• WHAT IS EXPECTED: Entries follow. Return each line that contains the word "HORN".

(Data records for software interfaces)
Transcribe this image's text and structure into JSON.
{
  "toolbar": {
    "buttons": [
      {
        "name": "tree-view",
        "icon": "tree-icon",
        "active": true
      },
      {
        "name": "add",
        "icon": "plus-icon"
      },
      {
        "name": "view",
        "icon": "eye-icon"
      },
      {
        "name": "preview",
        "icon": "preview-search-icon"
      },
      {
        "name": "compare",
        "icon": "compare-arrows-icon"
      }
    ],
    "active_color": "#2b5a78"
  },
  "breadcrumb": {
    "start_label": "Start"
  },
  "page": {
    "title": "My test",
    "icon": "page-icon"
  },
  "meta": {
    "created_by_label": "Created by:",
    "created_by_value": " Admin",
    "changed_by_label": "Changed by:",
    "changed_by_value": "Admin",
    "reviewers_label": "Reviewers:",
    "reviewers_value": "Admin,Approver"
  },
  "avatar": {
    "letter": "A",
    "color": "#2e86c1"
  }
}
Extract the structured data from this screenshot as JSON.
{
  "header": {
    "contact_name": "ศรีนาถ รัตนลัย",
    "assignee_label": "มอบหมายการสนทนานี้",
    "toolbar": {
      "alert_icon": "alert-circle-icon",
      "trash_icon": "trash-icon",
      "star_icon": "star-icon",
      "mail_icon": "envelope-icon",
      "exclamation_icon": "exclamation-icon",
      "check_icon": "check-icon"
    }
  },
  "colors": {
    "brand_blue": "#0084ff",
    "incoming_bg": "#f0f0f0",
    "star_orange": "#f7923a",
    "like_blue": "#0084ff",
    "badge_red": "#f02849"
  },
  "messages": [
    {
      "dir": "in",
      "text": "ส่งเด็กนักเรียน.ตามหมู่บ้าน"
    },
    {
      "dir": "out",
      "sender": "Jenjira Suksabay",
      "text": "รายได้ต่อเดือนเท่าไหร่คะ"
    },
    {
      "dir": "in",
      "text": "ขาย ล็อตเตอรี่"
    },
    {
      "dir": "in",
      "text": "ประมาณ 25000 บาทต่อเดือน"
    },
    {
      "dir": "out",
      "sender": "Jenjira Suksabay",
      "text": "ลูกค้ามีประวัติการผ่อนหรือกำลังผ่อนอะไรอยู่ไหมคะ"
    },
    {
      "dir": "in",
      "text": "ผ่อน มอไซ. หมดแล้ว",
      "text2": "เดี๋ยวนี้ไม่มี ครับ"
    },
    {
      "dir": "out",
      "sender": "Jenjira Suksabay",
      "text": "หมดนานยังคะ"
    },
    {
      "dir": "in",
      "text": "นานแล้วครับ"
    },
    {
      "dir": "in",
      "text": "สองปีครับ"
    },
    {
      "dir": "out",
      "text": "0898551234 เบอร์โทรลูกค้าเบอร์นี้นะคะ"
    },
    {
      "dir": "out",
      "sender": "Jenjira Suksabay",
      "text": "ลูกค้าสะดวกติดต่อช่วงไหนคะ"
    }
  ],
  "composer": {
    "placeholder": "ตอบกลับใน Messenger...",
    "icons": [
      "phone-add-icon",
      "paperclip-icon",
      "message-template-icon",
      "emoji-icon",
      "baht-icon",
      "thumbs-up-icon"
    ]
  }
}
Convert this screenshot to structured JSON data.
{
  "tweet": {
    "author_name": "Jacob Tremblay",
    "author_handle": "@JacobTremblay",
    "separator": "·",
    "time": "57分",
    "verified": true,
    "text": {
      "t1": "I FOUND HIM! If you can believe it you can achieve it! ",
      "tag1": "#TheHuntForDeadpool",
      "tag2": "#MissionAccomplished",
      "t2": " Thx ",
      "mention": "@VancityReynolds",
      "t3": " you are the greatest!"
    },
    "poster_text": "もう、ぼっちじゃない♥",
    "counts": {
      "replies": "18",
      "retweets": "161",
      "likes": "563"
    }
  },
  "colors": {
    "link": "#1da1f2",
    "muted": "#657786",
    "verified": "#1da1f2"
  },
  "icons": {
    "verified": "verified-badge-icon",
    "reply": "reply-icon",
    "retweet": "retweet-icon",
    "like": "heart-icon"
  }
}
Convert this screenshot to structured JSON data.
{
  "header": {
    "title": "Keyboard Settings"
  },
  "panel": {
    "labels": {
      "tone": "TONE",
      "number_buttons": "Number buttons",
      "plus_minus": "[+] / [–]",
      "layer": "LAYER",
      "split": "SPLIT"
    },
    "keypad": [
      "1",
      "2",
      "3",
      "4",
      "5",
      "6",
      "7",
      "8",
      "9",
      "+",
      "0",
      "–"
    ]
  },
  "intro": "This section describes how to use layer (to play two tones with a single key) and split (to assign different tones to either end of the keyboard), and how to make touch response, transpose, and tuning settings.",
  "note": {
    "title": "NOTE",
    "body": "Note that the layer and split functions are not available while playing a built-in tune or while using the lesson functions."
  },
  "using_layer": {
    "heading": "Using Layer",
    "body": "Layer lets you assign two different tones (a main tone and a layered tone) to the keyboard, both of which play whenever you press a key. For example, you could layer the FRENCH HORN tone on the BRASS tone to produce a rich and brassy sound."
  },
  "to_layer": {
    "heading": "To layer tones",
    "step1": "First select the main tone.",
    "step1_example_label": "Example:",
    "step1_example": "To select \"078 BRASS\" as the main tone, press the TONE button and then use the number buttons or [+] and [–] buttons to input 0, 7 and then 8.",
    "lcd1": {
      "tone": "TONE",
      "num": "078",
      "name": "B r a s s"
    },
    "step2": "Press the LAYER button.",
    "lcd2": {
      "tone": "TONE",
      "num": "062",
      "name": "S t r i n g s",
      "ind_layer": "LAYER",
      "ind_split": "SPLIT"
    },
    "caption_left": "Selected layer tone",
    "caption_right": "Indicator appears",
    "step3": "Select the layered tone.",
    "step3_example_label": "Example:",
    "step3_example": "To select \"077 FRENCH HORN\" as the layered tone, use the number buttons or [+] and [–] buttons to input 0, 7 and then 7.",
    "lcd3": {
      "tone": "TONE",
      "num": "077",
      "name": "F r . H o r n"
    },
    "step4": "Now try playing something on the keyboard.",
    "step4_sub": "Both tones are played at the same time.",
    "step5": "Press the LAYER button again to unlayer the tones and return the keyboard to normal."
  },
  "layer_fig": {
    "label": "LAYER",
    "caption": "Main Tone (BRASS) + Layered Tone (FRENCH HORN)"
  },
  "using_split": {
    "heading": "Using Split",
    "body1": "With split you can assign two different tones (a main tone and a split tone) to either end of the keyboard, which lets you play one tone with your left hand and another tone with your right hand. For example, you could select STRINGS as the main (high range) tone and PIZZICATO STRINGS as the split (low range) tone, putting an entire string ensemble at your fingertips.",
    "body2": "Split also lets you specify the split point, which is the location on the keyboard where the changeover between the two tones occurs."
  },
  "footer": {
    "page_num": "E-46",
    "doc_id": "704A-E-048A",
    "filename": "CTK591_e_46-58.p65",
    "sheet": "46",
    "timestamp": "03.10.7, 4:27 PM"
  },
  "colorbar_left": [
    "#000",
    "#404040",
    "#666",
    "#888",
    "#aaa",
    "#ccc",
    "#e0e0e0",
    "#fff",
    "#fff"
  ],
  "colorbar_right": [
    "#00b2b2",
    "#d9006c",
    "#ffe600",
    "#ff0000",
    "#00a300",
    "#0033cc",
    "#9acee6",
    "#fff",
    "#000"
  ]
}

• RESPONSE BOX:
    "body": "Layer lets you assign two different tones (a main tone and a layered tone) to the keyboard, both of which play whenever you press a key. For example, you could layer the FRENCH HORN tone on the BRASS tone to produce a rich and brassy sound."
    "step3_example": "To select \"077 FRENCH HORN\" as the layered tone, use the number buttons or [+] and [–] buttons to input 0, 7 and then 7.",
    "caption": "Main Tone (BRASS) + Layered Tone (FRENCH HORN)"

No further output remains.